Why CyberSecurity Mesh Is Trending in IT?
Although digital transformation was on the road map for many companies before the COVID-19 pandemic, it accelerated their efforts. As a result, many companies adopted the necessary technologies to help them support their workforces to work from anywhere.
So, these companies migrated many of their systems and data to the cloud, implemented containerized environments, and invested heavily in connected mobile and IoT devices and platforms. In simple terms, the pandemic required a shift away from on-site computing to a new approach that required distributed systems.
In turn, this new approach to computing requires a new approach to security. This is more so, considering that working from more places creates more threats, with ransomware becoming more prevalent, and hackers being extremely adept at exploiting vulnerabilities and putting companies’ data and systems at risk.
That’s where a cybersecurity mesh comes in and, in this post, we’ll look at it and its benefits in more detail.
What Is CyberSecurity Mesh?
While there’s no formal definition for a cybersecurity mesh, it’s closely related to the principle of an identity control plane. In other words, it moves away from a traditional perimeter-based approach to security and shifts to a distributed approach where security is focused on the identities of machines on a network, creating individual security parameters for each access point.
A cybersecurity mesh facilitates the centralization of security policies while, at the same time, ensuring that the enforcement of these policies is distributed.
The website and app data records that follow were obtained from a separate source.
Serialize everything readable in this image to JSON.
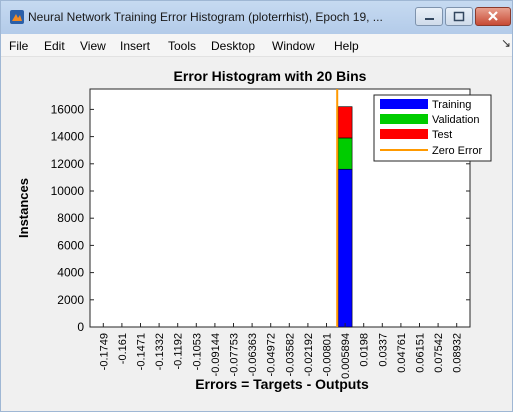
{
  "window": {
    "title": "Neural Network Training Error Histogram (ploterrhist), Epoch 19, ...",
    "controls": [
      "minimize",
      "maximize",
      "close"
    ]
  },
  "menu": [
    "File",
    "Edit",
    "View",
    "Insert",
    "Tools",
    "Desktop",
    "Window",
    "Help"
  ],
  "colors": {
    "training": "#0000ff",
    "validation": "#00cc00",
    "test": "#ff0000",
    "zero_error": "#ff9900"
  },
  "chart_data": {
    "type": "bar",
    "title": "Error Histogram with 20 Bins",
    "xlabel": "Errors = Targets - Outputs",
    "ylabel": "Instances",
    "ylim": [
      0,
      17500
    ],
    "yticks": [
      0,
      2000,
      4000,
      6000,
      8000,
      10000,
      12000,
      14000,
      16000
    ],
    "stacked": true,
    "categories": [
      "-0.1749",
      "-0.161",
      "-0.1471",
      "-0.1332",
      "-0.1192",
      "-0.1053",
      "-0.09144",
      "-0.07753",
      "-0.06363",
      "-0.04972",
      "-0.03582",
      "-0.02192",
      "-0.00801",
      "0.005894",
      "0.0198",
      "0.0337",
      "0.04761",
      "0.06151",
      "0.07542",
      "0.08932"
    ],
    "series": [
      {
        "name": "Training",
        "values": [
          0,
          0,
          0,
          0,
          0,
          0,
          0,
          0,
          0,
          0,
          0,
          0,
          0,
          11600,
          0,
          0,
          0,
          0,
          0,
          0
        ]
      },
      {
        "name": "Validation",
        "values": [
          0,
          0,
          0,
          0,
          0,
          0,
          0,
          0,
          0,
          0,
          0,
          0,
          0,
          2300,
          0,
          0,
          0,
          0,
          0,
          0
        ]
      },
      {
        "name": "Test",
        "values": [
          0,
          0,
          0,
          0,
          0,
          0,
          0,
          0,
          0,
          0,
          0,
          0,
          0,
          2300,
          0,
          0,
          0,
          0,
          0,
          0
        ]
      }
    ],
    "reference_line": {
      "name": "Zero Error",
      "x": 0
    },
    "legend_position": "top-right",
    "grid": false
  }
}
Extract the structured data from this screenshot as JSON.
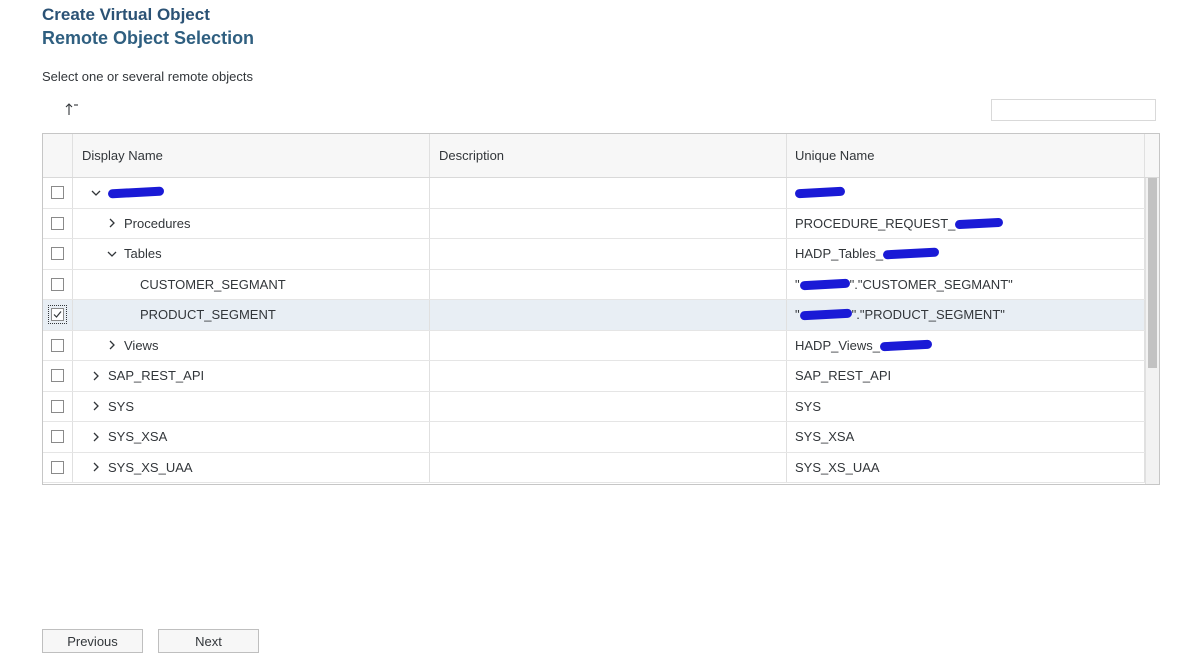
{
  "header": {
    "title": "Create Virtual Object",
    "subtitle": "Remote Object Selection"
  },
  "instruction": "Select one or several remote objects",
  "toolbar": {
    "sort_icon": "sort-ascending-icon",
    "search_placeholder": ""
  },
  "table": {
    "columns": [
      "Display Name",
      "Description",
      "Unique Name"
    ],
    "rows": [
      {
        "level": 0,
        "expander": "expanded",
        "display_name": "",
        "display_redacted": true,
        "description": "",
        "unique_name": "",
        "unique_redacted": true,
        "checked": false
      },
      {
        "level": 1,
        "expander": "collapsed",
        "display_name": "Procedures",
        "description": "",
        "unique_name": "PROCEDURE_REQUEST_",
        "unique_redacted": true,
        "checked": false
      },
      {
        "level": 1,
        "expander": "expanded",
        "display_name": "Tables",
        "description": "",
        "unique_name": "HADP_Tables_",
        "unique_redacted": true,
        "checked": false
      },
      {
        "level": 2,
        "expander": "none",
        "display_name": "CUSTOMER_SEGMANT",
        "description": "",
        "unique_prefix": "\"",
        "unique_name": "\".\"CUSTOMER_SEGMANT\"",
        "unique_redacted": true,
        "checked": false
      },
      {
        "level": 2,
        "expander": "none",
        "display_name": "PRODUCT_SEGMENT",
        "description": "",
        "unique_prefix": "\"",
        "unique_name": "\".\"PRODUCT_SEGMENT\"",
        "unique_redacted": true,
        "checked": true,
        "selected": true
      },
      {
        "level": 1,
        "expander": "collapsed",
        "display_name": "Views",
        "description": "",
        "unique_name": "HADP_Views_",
        "unique_redacted": true,
        "checked": false
      },
      {
        "level": 0,
        "expander": "collapsed",
        "display_name": "SAP_REST_API",
        "description": "",
        "unique_name": "SAP_REST_API",
        "unique_redacted": false,
        "checked": false
      },
      {
        "level": 0,
        "expander": "collapsed",
        "display_name": "SYS",
        "description": "",
        "unique_name": "SYS",
        "unique_redacted": false,
        "checked": false
      },
      {
        "level": 0,
        "expander": "collapsed",
        "display_name": "SYS_XSA",
        "description": "",
        "unique_name": "SYS_XSA",
        "unique_redacted": false,
        "checked": false
      },
      {
        "level": 0,
        "expander": "collapsed",
        "display_name": "SYS_XS_UAA",
        "description": "",
        "unique_name": "SYS_XS_UAA",
        "unique_redacted": false,
        "checked": false
      }
    ]
  },
  "footer": {
    "previous_label": "Previous",
    "next_label": "Next"
  },
  "colors": {
    "title": "#2b5275",
    "redaction": "#1a1ad6",
    "selected_row": "#e8eef4"
  }
}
This ensures that each access point’s security can be centrally managed which gives companies a robust and flexible approach to manage their cybersecurity when they’re operating from almost anywhere.
How Do You Implement Cybersecurity Mesh?
A cybersecurity mesh approach requires a complete reconfiguration of the security measures on a network. Traditionally, password-protected perimeters used in a ‘walled city’ approach allowed devices to gain access to a network.
So, in other words, when a device gains access to the network, it’s trusted on that network. And this is its biggest downfall, with up to 34% of data leaks and breaches occurring inside the network itself.
A cybersecurity mesh aims to solve this problem by forming a fundamental part of a zero-trust strategy where, by default, no device is trusted to access the rest of the network.
However, successfully implementing a cybersecurity mesh that uses zero trust requires the integration of the different measures during the planning, design and development process of a network.
When this is done correctly, it allows IT systems to adapt to emerging risks, threats, and access needs that change. In turn, the cybersecurity mesh ensures that a company’s data, systems, and equipment are protected and secured equally, no matter where they are located on the network.
The Bottom Line
The COVID-19 pandemic accelerated the digital transformation efforts of many companies. As a result, these companies shifted their computing approach to be more distributed and off-site, which was needed with many employees needing to work from almost anywhere.
This new approach to computing also requires a new approach to security to ensure that all parts of a company’s network are secure and its data protected. That’s where
a cybersecurity mesh comes in. Hopefully, this post helped illustrate what it is and how it’s implemented.